When gripping the sander during use, ALWAYS be careful not
to cover the air vents with your hands (see Fig. 9).
1. DO NOT force the sander. The weight of the sander supplies adequate pressure on
the workpiece. Let the sander and the sandpaper's grit do the work.
• Applying additional pressure will only slow down the motor, wear the sandpaper
out faster and reduce the sander's orbital speed.
• Excessive pressure will overload the motor and cause possible damage to the
sander from the motor overheating.
• Excessive pressure will also result in a poor quality finish.
2. Any existing finish or resin on wood may soften from the heat of the friction and cause
the sandpaper to load-up faster.
3. Inspect sandpaper frequently and change paper when grit is worn and not able to
4. DO NOT sand in one spot for too long a time because the sander's rapid action may
remove too much material and make the surface uneven.
SELECTING THE RIGHT SANDPAPER
Selecting the correct grit and type of sandpaper is an extremely important decision that
will allow you to achieve the best quality sanding finish.
1. Aluminum oxide, silicon carbide and other synthetic abrasives are best for power
2. Natural abrasives such as flint and garnet are too soft for economical use in power
3. Coarse grit will remove the most material and finer grit will give you the best finish in all
SELECTING THE RIGHT SANDPAPER cont.
4. The condition of the surface to be sanded will determine which grit will do the job.
5. If the surface is rough:
• Start with a coarse grit and sand until the surface is uniform.
• Then use medium to remove any scratches left by the coarse grit.
• Then use a finer grit for finishing the surface.
NOTE: ALWAYS continue sanding with each grit until the surface is uniform.
NOTE: DO NOT use the sander without sandpaper.
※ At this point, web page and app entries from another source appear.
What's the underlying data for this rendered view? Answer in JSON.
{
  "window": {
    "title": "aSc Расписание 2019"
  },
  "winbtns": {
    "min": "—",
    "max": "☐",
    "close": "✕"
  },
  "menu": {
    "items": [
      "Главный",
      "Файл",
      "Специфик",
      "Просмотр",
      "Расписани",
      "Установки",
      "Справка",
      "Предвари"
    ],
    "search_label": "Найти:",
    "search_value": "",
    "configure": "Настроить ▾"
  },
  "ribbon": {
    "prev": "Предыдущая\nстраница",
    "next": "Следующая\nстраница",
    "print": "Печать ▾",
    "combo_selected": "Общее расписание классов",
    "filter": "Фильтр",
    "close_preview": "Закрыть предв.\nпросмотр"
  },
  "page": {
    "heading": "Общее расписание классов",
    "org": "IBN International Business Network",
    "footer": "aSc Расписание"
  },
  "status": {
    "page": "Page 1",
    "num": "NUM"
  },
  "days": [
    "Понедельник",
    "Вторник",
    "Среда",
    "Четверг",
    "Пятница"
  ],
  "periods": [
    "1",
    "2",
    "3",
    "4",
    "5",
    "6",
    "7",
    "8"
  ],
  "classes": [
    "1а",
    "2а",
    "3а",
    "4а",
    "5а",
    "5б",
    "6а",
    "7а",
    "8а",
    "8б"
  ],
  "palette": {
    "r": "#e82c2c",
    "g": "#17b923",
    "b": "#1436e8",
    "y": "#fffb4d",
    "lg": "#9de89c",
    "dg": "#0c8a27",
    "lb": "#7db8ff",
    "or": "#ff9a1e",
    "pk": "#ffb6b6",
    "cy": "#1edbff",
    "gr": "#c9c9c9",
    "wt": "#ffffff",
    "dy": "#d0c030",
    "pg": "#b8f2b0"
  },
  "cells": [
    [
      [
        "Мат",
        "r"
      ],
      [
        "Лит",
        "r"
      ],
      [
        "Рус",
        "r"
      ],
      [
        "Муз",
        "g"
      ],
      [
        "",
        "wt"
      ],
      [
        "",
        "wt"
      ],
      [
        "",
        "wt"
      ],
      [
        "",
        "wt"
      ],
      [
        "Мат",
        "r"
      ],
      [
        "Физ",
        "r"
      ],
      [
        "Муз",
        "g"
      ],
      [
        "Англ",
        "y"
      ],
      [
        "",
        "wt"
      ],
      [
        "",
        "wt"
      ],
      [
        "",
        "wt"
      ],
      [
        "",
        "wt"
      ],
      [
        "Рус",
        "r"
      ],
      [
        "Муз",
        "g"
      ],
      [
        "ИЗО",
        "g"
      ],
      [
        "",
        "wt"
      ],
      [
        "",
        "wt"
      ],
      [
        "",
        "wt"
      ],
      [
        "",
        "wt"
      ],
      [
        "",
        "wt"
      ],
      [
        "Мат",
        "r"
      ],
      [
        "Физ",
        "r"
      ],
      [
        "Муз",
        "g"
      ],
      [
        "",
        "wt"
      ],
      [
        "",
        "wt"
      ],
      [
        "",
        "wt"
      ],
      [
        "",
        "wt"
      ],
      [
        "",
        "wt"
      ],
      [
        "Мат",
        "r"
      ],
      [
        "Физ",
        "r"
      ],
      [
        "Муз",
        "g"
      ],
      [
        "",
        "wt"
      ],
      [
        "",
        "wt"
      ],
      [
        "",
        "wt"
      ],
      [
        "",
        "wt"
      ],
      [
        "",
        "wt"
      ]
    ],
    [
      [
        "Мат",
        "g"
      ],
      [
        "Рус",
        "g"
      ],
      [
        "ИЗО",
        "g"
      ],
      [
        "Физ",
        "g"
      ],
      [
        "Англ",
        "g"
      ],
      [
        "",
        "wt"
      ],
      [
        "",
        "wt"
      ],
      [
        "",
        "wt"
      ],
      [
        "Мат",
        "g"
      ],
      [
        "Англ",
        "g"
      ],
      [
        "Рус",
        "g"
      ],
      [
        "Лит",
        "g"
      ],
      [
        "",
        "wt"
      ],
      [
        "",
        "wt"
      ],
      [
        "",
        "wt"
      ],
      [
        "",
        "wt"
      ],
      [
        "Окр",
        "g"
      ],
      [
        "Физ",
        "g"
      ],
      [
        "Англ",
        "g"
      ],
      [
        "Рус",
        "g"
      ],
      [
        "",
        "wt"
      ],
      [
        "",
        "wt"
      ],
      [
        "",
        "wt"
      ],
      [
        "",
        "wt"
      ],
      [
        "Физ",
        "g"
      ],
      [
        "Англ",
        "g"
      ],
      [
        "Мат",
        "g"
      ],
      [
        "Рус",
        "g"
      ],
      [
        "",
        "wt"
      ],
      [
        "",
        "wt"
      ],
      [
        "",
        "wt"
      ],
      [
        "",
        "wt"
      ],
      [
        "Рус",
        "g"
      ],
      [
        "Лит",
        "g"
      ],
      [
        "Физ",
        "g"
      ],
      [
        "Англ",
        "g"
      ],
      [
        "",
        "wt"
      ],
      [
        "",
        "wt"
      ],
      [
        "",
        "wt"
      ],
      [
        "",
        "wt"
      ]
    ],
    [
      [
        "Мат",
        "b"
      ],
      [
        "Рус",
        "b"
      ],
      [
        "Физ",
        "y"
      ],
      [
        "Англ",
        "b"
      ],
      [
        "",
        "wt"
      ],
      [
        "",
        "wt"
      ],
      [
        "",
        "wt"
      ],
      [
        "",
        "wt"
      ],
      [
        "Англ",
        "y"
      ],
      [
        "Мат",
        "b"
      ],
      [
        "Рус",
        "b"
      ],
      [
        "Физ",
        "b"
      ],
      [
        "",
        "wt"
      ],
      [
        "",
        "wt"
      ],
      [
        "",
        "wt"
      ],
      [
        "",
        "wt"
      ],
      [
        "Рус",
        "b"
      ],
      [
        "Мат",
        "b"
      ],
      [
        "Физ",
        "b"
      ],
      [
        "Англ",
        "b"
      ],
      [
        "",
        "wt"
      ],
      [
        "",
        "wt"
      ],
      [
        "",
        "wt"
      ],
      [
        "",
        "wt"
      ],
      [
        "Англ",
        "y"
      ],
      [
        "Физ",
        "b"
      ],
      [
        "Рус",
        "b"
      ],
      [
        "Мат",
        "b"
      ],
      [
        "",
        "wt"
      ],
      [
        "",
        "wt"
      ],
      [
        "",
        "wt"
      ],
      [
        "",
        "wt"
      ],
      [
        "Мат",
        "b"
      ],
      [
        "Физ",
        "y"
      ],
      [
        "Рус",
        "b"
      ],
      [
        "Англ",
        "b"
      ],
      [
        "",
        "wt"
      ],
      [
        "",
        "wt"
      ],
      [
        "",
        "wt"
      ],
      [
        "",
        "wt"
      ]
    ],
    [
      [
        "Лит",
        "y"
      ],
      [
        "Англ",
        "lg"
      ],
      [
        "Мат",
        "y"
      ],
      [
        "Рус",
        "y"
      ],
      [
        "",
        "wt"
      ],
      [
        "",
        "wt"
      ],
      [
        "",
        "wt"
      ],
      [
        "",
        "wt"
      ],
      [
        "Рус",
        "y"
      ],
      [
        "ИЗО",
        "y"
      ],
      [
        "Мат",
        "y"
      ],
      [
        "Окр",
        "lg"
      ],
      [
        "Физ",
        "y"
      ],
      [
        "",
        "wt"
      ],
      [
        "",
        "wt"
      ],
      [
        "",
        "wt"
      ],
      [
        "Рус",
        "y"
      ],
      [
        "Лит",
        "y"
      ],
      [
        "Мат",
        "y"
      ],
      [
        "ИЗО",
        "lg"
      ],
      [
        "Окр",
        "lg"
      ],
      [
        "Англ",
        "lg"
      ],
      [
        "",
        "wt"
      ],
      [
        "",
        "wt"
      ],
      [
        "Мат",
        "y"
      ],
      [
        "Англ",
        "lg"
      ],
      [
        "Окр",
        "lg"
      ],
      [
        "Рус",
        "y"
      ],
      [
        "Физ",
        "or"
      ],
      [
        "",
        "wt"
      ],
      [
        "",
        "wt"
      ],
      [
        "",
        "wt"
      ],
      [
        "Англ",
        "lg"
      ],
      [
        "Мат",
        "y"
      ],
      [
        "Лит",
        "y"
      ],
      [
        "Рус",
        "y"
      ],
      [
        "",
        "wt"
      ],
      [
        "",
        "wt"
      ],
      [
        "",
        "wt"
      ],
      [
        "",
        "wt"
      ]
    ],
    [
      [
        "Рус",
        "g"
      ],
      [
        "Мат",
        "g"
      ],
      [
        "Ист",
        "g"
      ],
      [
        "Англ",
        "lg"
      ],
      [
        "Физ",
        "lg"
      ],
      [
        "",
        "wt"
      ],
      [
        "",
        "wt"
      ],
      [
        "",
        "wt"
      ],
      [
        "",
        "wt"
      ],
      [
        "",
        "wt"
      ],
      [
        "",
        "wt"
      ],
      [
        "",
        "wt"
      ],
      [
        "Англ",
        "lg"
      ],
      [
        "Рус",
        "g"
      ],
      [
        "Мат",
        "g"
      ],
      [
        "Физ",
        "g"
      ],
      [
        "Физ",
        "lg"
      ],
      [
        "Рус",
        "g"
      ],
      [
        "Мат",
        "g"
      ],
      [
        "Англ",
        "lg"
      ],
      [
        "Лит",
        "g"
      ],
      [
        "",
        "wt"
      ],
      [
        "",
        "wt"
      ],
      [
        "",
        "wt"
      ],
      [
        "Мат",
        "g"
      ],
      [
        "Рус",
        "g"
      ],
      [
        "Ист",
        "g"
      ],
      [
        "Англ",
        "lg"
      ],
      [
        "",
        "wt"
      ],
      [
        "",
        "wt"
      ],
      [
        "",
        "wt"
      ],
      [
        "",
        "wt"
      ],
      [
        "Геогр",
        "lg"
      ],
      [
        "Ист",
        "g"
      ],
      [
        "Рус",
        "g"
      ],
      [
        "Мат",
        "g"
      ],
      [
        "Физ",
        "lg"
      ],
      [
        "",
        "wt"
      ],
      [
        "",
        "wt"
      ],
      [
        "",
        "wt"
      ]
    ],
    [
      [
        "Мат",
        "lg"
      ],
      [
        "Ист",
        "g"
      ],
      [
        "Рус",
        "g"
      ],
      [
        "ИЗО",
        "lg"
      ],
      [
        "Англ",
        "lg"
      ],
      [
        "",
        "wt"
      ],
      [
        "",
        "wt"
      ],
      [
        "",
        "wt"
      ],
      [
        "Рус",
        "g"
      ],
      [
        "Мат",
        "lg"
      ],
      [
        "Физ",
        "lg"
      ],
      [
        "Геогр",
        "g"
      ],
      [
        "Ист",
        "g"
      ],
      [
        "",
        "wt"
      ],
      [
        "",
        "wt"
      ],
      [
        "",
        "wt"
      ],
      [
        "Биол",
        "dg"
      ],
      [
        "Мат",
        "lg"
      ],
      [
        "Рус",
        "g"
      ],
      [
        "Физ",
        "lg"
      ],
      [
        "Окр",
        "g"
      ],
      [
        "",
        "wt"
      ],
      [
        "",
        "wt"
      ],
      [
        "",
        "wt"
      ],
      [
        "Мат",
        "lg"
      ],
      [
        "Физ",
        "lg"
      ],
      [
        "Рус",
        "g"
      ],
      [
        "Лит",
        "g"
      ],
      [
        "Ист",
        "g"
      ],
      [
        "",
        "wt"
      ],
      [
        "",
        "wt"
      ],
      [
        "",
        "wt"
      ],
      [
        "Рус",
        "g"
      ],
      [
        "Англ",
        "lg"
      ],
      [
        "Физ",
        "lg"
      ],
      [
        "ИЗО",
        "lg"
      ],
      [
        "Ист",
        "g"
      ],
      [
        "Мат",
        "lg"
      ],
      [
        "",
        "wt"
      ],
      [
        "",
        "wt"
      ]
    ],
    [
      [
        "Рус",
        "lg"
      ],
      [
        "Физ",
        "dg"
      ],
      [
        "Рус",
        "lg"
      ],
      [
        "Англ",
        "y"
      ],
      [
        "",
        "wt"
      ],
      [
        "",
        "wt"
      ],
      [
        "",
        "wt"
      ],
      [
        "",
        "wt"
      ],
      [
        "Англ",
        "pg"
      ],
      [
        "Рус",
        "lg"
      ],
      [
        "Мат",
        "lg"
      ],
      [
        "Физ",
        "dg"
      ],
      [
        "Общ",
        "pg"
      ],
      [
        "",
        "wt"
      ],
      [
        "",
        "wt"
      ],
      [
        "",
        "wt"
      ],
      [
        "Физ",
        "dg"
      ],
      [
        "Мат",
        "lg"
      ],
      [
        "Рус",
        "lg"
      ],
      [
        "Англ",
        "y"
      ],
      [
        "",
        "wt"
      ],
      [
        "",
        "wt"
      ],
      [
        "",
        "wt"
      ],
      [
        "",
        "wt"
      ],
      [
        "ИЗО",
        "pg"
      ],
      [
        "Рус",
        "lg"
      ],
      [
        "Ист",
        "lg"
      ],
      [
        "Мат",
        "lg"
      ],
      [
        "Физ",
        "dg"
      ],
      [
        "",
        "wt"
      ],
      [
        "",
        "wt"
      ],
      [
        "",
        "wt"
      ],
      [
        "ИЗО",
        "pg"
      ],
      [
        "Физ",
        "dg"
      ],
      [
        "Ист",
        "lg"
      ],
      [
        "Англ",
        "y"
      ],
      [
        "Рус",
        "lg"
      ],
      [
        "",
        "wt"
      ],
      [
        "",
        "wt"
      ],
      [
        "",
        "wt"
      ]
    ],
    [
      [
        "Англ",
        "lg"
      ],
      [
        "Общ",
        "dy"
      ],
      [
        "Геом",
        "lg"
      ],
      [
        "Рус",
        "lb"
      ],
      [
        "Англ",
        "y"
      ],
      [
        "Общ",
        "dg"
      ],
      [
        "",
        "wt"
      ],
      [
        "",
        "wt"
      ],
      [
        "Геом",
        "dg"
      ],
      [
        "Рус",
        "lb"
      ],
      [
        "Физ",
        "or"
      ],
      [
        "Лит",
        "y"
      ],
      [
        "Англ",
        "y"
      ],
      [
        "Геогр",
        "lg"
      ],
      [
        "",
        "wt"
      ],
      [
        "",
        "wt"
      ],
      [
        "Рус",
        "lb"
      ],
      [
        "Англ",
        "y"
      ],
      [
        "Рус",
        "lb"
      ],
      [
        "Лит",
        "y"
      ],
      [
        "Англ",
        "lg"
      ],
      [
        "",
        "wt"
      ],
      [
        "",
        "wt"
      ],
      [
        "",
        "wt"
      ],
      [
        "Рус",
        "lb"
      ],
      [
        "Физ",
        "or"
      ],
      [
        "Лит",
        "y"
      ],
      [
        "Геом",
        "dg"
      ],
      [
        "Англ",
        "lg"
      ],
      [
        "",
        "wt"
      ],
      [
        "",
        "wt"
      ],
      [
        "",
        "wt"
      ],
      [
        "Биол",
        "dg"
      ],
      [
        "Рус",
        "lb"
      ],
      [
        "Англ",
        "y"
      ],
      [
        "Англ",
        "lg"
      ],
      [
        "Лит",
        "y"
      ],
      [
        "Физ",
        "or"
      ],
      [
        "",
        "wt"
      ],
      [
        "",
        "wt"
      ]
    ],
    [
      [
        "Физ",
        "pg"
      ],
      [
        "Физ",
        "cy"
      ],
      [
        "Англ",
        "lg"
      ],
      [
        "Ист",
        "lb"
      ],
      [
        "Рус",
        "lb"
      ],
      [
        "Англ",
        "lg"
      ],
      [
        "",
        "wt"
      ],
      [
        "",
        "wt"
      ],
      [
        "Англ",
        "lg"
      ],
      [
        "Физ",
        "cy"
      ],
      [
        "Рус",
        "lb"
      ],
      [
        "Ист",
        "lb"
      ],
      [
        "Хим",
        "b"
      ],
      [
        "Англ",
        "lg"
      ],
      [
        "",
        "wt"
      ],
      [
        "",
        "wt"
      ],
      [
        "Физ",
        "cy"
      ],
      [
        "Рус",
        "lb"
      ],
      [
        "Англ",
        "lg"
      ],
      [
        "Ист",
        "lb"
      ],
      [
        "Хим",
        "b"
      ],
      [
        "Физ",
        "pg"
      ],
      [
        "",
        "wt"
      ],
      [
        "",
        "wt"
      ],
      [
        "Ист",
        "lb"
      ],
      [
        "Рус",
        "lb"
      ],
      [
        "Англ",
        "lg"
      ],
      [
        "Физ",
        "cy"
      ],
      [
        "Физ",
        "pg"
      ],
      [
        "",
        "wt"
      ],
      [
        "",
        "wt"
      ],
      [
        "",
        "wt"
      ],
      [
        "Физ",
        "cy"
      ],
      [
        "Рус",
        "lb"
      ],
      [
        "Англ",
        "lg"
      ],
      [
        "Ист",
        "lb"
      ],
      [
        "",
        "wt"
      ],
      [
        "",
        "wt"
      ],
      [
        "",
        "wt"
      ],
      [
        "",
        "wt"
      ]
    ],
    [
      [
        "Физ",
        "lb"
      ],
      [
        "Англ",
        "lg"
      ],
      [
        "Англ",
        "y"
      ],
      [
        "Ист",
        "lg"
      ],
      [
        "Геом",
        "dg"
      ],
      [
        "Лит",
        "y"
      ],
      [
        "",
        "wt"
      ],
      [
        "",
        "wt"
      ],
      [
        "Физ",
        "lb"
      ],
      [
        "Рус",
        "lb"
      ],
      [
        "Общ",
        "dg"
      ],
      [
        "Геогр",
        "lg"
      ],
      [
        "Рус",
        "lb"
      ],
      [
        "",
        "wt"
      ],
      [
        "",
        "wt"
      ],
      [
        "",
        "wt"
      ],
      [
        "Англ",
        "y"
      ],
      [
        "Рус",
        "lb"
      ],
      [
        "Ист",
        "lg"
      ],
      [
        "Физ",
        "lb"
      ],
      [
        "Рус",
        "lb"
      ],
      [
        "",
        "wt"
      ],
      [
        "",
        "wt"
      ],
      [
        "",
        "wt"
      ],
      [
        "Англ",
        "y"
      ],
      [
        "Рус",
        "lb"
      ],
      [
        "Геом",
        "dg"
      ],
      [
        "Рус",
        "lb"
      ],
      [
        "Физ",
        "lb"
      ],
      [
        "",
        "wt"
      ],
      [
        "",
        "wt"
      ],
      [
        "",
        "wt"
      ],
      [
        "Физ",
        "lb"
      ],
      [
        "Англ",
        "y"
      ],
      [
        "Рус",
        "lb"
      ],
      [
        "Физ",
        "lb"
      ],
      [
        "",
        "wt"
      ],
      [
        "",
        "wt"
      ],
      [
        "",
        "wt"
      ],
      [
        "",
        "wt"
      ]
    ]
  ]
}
This will damage the cushion.
DO NOT wear loose clothing or jewelry when operating sander.
They could get caught in moving parts, causing serious injury. Keep head away from
sander and sanding area. Hair could be drawn into sander, causing serious injury.
Empty dust bag before storage to help prevent possible fire
hazard, especially when resin coating or linseed oil finishes have been sanded.
NOTE: Empty dust bag frequently when sanding so dust collection system
ORBITAL MOTION (Fig. 10)
As shown in Figure 10, the orbit of the sander is 1/16-in in diameter so the sandpaper
moves in tiny circles at very high speed, allowing the sander to move easily.
This orbital action duplicates a "hand sanding" motion for more aggressive sanding as
you push the sander forward. This powerful orbital action is ideal for heavy-duty sanding
applications, such as:
1. Removing old finishes
2. Smoothing rough wood
3. Sanding stock down to required dimensions
4. Finishing surfaces that are to be painted
1/16-in Orbital Diameter